“As the college grew and prospered, it could now afford to operationally support 16 varsity teams. (The club) tries to make the programs better and nicer by purchasing items the coaches and administration requests—above and beyond the basics to make our program stand out among others in our conference,” Ellis said.

Athletic Director Debi Field McGrath '68 believes the involvement and support of the Chargers Club is what makes Colby-Sawyer's athletic program special. “Their personal commitment to students and teams, as well as their financial support, has helped to launch Colby-Sawyer as one of the premier athletics programs in New England,” McGrath said.

“We have more work to do, but we are well on the way to providing a truly quality experience for our student-athletes. I'm so appreciative and offer my kudos to the entire membership,who have given so much of their time and energy over the years."

The Chargers Club's mission remains much the same as it was in 1982, but benefit auctions have been replaced by an annual Tennis Tournament on campus, small retail and raffle efforts, and broad-based annual appeal letter sent to alumni and friends of the college. The club now raises about $20,000 annually to support the athletic awards ceremony and the teams' wish lists.

“We may add another larger annual event to our schedule soon to allow us to raise more friends and funds for Colby-Sawyer athletics,” Ellis added.

The founders of the Chargers Club still take pride in their accomplishments, in part because what began as a tiny group of friends with good intentions has grown deep roots in the college and community.

“Jen's guidance has helped to realize our vision—that the Chargers Club would become an important part of the community,” said Janet Kidder. “I've been involved in all kinds of boards and organizations but I'm really proud to have been a founding member of the Chargers because it's still going strong.

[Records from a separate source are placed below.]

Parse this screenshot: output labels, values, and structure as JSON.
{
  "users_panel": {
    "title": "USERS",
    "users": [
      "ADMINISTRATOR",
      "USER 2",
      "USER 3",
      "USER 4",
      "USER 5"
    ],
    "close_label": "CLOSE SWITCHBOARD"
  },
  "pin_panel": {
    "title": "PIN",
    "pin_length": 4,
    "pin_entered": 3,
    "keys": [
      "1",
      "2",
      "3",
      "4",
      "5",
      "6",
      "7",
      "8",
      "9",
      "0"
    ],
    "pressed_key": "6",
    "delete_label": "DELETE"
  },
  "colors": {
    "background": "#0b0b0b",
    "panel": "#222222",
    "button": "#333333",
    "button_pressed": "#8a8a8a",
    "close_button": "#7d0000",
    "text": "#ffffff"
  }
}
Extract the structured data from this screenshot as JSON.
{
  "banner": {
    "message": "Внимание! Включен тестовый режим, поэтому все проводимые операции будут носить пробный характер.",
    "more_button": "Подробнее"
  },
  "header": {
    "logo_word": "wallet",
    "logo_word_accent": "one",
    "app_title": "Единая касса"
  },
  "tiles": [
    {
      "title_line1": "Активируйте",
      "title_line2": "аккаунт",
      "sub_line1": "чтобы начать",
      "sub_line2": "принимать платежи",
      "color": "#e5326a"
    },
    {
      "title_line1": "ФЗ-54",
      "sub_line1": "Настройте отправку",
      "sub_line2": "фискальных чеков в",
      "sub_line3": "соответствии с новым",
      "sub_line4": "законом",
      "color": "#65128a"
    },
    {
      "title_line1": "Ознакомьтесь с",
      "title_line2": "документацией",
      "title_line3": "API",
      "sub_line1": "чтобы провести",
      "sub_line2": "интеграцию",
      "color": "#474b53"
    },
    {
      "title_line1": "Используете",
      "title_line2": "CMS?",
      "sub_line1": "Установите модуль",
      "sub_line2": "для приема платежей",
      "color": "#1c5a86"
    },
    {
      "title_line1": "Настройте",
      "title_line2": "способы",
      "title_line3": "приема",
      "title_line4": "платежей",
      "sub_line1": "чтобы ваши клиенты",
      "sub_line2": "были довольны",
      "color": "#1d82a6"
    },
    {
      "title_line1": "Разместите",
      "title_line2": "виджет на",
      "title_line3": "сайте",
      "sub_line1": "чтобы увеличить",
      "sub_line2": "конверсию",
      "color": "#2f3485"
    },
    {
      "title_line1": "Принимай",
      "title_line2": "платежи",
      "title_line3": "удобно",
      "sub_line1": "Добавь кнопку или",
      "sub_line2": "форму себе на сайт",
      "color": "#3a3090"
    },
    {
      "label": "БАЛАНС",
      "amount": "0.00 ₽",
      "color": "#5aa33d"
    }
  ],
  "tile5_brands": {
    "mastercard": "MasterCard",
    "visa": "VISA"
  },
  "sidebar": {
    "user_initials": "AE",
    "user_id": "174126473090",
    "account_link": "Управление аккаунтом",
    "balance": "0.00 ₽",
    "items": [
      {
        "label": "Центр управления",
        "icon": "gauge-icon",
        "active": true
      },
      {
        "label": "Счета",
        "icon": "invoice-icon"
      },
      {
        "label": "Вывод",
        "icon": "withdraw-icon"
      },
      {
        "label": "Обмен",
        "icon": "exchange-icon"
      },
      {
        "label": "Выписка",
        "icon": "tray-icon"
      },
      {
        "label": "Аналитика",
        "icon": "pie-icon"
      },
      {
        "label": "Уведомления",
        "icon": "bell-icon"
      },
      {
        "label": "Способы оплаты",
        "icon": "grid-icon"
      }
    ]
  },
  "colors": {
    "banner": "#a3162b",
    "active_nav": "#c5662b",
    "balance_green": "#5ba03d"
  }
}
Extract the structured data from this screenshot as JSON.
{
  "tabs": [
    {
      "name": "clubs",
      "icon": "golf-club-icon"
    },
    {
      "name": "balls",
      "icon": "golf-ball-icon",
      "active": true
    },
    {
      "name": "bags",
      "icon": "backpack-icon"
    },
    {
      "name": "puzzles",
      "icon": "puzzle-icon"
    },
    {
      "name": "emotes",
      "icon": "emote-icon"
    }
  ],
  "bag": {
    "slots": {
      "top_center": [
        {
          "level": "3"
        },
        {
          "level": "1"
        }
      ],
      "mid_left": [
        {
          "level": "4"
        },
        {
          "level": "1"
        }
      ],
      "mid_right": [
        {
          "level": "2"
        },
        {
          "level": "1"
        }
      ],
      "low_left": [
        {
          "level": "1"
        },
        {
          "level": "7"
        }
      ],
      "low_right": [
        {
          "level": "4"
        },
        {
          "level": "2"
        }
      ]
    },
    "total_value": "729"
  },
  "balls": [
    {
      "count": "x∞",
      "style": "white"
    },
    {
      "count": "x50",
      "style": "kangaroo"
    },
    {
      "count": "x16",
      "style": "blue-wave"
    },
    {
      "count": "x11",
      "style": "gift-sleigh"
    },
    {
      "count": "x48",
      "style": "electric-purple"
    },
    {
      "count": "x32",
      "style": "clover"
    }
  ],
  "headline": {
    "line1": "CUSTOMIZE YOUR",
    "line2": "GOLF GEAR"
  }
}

They are wonderful women, and I'm so pleased to have been a part of it.”

-Kimberly Swick Slover